7. Can I do all of the peaks during day hikes?
You can do most of them during day hikes, however, unless you are willing or able to hike and climb upwards to 20-30 miles in one day you will might want to spend the night in the NE Smokies.
- Take your time. Most accidents in bushwhacking result from being in a hurry.
- You can see further and have less trouble with vegetation during the winter months.
8. What happened to Tricorner Knob--didn't it used to be a peak in the SB6K Challenge?
Tricorner Knob was removed from the SB6K Challenge several years ago because modern survey technology definitively determined it to be significantly lower than its nearby neighbor, Mt. Yonaguska. Previously, challenge participants could choose to climb either Tricorner Knob or Mt. Yonaguska because it was not known which peak was highest. Now that Mt. Yonaguska is known to be taller, it is the peak that remains in the challenge. Hikers who began the challenge prior to 2020 and climbed Tricorner Knob instead of Mt. Yonaguska are grandfathered in, therefore may still claim Tricorner on their ascent logs on the "Mt. Yonaguska" line. Hikers who log their first SB6K peak ascent after the start of 2020 must climb Mt. Yonaguska and not Tricorner Knob.
9. Is there a time limit to complete SB6K?
There is no time limitation to complete this challenge. Most hikers take several years to finish the challenge. The fastest the peaks have been complete is 4 day, 14 hours, and 38 minutes, a record set by Matt Kirk in one continuous journey (no vehicles involved between the first and last peaks) in 2010.

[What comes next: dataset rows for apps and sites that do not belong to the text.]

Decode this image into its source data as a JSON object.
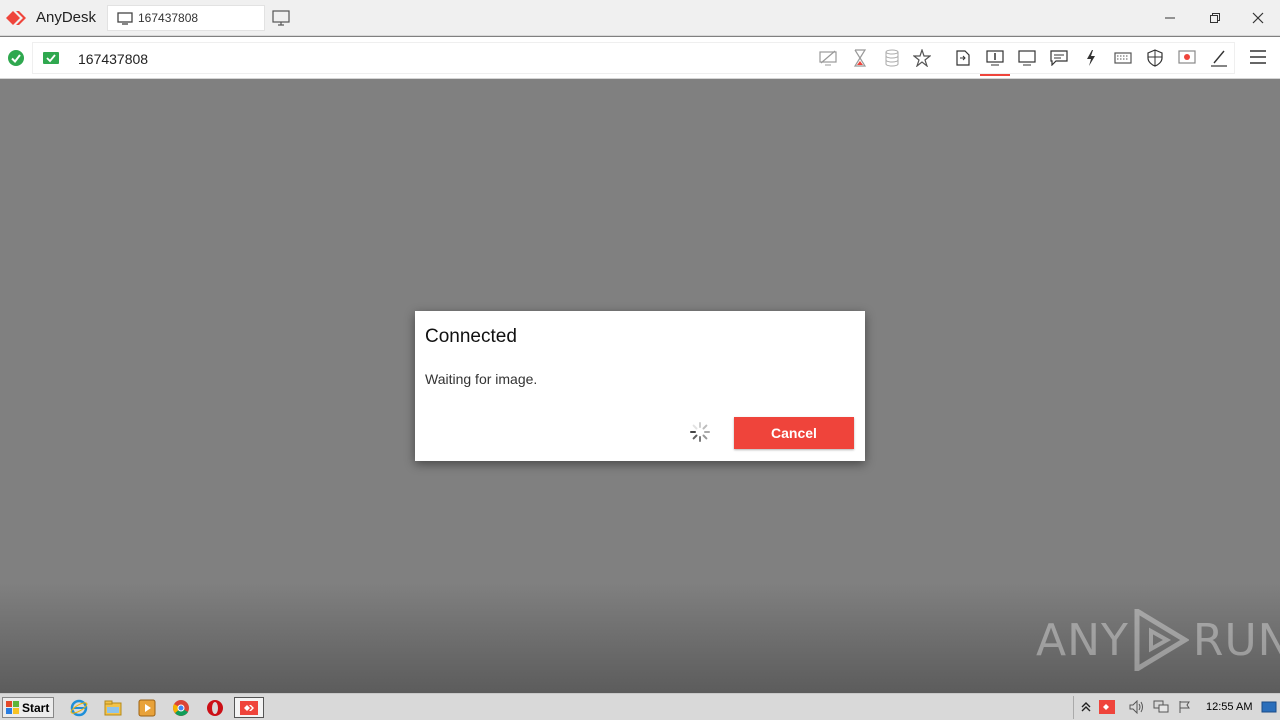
{
  "app": {
    "name": "AnyDesk",
    "brand_color": "#ef443b"
  },
  "tab": {
    "label": "167437808",
    "icon": "monitor-icon"
  },
  "address": {
    "value": "167437808"
  },
  "toolbar_icons": [
    "hide-screen-icon",
    "hourglass-icon",
    "database-icon",
    "star-icon",
    "file-transfer-icon",
    "monitor-1-icon",
    "display-icon",
    "chat-icon",
    "lightning-icon",
    "keyboard-icon",
    "permissions-shield-icon",
    "record-icon",
    "pen-icon",
    "hamburger-menu-icon"
  ],
  "dialog": {
    "title": "Connected",
    "message": "Waiting for image.",
    "cancel_label": "Cancel"
  },
  "watermark": {
    "left": "ANY",
    "right": "RUN"
  },
  "taskbar": {
    "start_label": "Start",
    "apps": [
      "internet-explorer-icon",
      "file-explorer-icon",
      "media-player-icon",
      "chrome-icon",
      "opera-icon",
      "anydesk-icon"
    ],
    "clock": "12:55 AM"
  }
}
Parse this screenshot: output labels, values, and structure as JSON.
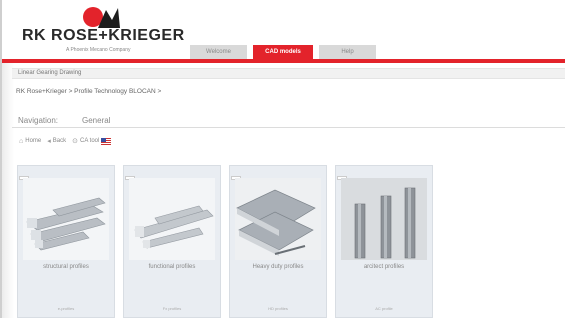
{
  "brand": {
    "name": "RK ROSE+KRIEGER",
    "tagline": "A Phoenix Mecano Company"
  },
  "tabs": [
    {
      "label": "Welcome",
      "active": false
    },
    {
      "label": "CAD models",
      "active": true
    },
    {
      "label": "Help",
      "active": false
    }
  ],
  "strip": {
    "text": "Linear Gearing Drawing"
  },
  "breadcrumb": {
    "text": "RK Rose+Krieger > Profile Technology BLOCAN >"
  },
  "navigation": {
    "label": "Navigation:",
    "value": "General"
  },
  "toolbar": {
    "home": "Home",
    "back": "Back",
    "cad": "CA tool"
  },
  "cards": [
    {
      "label": "structural profiles",
      "foot": "e-profiles"
    },
    {
      "label": "functional profiles",
      "foot": "Fx profiles"
    },
    {
      "label": "Heavy duty profiles",
      "foot": "HD profiles"
    },
    {
      "label": "arcitect profiles",
      "foot": "AC profile"
    }
  ],
  "colors": {
    "accent": "#e3232b",
    "card_bg": "#e9edf2"
  }
}
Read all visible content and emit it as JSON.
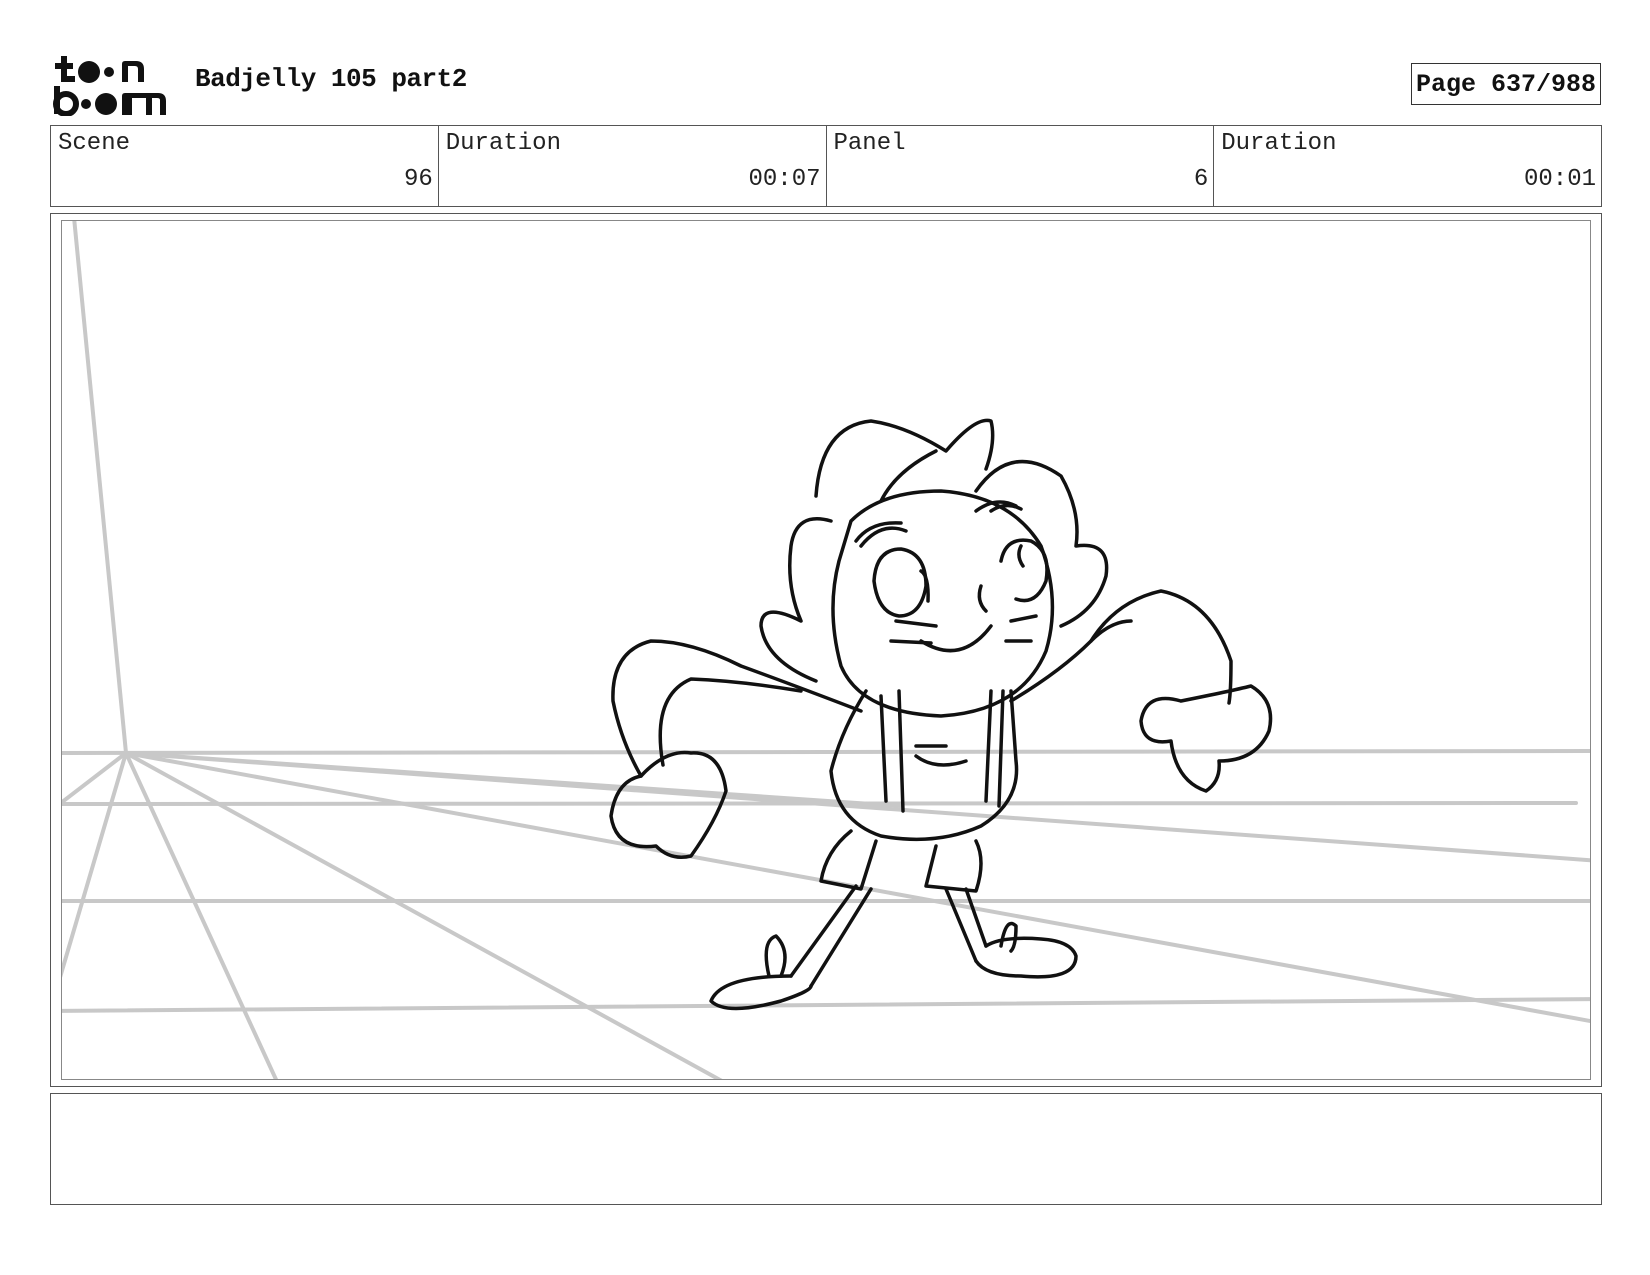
{
  "header": {
    "logo_text_line1": "toon",
    "logo_text_line2": "boom",
    "title": "Badjelly 105 part2",
    "page_label": "Page 637/988"
  },
  "info": {
    "scene_label": "Scene",
    "scene_value": "96",
    "duration_label": "Duration",
    "duration_value": "00:07",
    "panel_label": "Panel",
    "panel_value": "6",
    "panel_duration_label": "Duration",
    "panel_duration_value": "00:01"
  },
  "panel": {
    "description": "",
    "line_color": "#111111",
    "guide_color": "#c8c8c8"
  },
  "notes": {
    "text": ""
  }
}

For questions regarding the SB6K Challenge, please contact Peter Barr at firstname.lastname@example.org.